Below are some of the most frequently asked questions about hospice care. If you have additional questions, contact us.
The earlier you call, the more we can do to help you. At any time during a serious illness, it’s appropriate to discuss all of the patient’s care options, including hospice. By law, the decision belongs to the patient. Hospice staff members are always available to discuss this decision with the patient, family and physician.
The patient and family should feel free to discuss care at any time with their physician, other healthcare professionals, clergy or friends.
Most physicians know about hospice. If your physician wants more information, it is available from the American Academy of Hospice and Palliative Medicine, medical societies, state hospice organizations and local hospices.
Hospice focuses on pain and symptom control in addition to providing emotional, social and spiritual support for patients and families. Words commonly used to describe hospice include compassion, comfort, respect, dignity and love. We believe every patient deserves dignity, compassion, and respect.
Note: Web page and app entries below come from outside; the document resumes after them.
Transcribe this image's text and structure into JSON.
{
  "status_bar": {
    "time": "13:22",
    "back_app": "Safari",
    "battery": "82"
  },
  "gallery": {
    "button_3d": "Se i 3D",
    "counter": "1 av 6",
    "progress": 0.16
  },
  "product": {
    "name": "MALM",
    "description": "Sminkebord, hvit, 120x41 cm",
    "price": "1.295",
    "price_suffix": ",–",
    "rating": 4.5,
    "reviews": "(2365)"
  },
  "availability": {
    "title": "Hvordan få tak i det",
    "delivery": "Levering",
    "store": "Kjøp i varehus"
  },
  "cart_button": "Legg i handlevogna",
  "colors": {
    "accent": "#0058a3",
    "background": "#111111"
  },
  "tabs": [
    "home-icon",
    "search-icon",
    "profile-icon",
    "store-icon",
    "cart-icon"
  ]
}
This helpful chart shows the difference between services and what is paid for under the home health care versus hospice benefits.
There are the most common options for senior living.
Certainly. If improvement in the condition occurs and the disease seems to be in remission, the patient can be discharged from hospice. Patients can choose to stop hospice care or change their hospice provider once during each period of care. Benefit periods are defined as first 90 days, second 90 days and unlimited 60-day periods.
One of the first things hospice will do is contact the patient’s physician to make sure he or she agrees that hospice care is appropriate for this patient at this time. The patient will also be asked to sign consent forms. The hospice election form explains that the patient understands that the care is palliative (aimed at pain relief and symptom control) rather than curative and outlines the services available.
The first thing we will do is assist you in finding out whether the patient is eligible for coverage. The Medicare hospice benefit covers the cost of hospice care. Medicaid and private insurance companies also often cover hospice services. Patients who have no coverage or other available resources may be admitted under a charity program after a financial assessment.
We will assess your needs, recommend any necessary equipment and help make arrangements to obtain it. Often the need for equipment is minimal at first and increases as the disease progresses.
This comprehensive list details the benefits of hospice care.
There is no set number. One of the first things we will do is prepare an individualized care plan that will address the amount of caregiving the patient needs.
Our hospice team makes regular visits to assess the patient and provide care. The hospice staff has clinicians on call 24 hours a day, seven days a week.
This depends on the individual’s physical limitations. Your hospice nurse will assess the needs and offer recommendations.
A team of physicians, nurses, social workers, counselors, home health aides, clergy, therapists and volunteers care for hospice patients, and each provides assistance based on his or her area of expertise. In addition, hospice provide medications, supplies, equipment, inpatient hospice, hospice services and additional helpers in the home as appropriate. We can assist with the following services:
- Physician-directed services
- Nursing care
- Spiritual Care
- Social work
- Certified nursing assistants
- Medical equipment
- Medical supplies
- Medications related to the hospice diagnosis and related conditions
- Pain management
- Symptom control management
- Counseling services
- Volunteer support
- Bereavement support
- Other therapies as needed
We provide care in a variety of places including:
- Patient’s home or apartment
- Friend or relative’s home
- Assisted living
- Nursing home
- Short-term, inpatient hospital
- Senior living
Hospice patients may require differing intensities of care. These levels include:
- Routine care
- Respite care
- Crisis care
- General inpatient care
This brief article provides a more detailed explanation of these levels of care.
These are the most common end stage diseases associated with hospice care:
- Cardiovascular diseases
- Liver/renal disease
- Pulmonary disease
- Neurological diseases
The symptoms below may mean that hospice care is right for your family.
- Increased pain
- Shortness of breath
- Frequent infections
- Recurrent hospitalizations
- Weight Loss
- Decline in ability to function
- Cognitive decline
- Non-healing wounds
Hospice provides its presence and specialized knowledge during the dying process but does nothing to either speed up or slow down the dying process.
This useful article provides detailed information on eligibility and indications of when hospice care is needed.
Our nurses and doctors are up to date on the latest medications and devices for pain and symptom relief. Using a combination of medications, counseling and therapies, most patients can attain a level of comfort that is acceptable to them. We believe that emotional and spiritual pain are just as real and in need of attention as physical pain, so we address these as well. Counselors, including clergy, are available to assist family members as well as patients.
Usually not. It is our goal to help patients be comfortable and alert by constantly consulting with the patient. We have been successful in reaching this goal.
No. While some religious organizations have started hospices, we serve a broad community and do not require patients to adhere to any particular set of beliefs.
Yes, our bereavement program offers spiritual and emotional support to family members after the death of their loved one for 13 months. The amount of contact is determined by the needs and wishes of the patient’s family.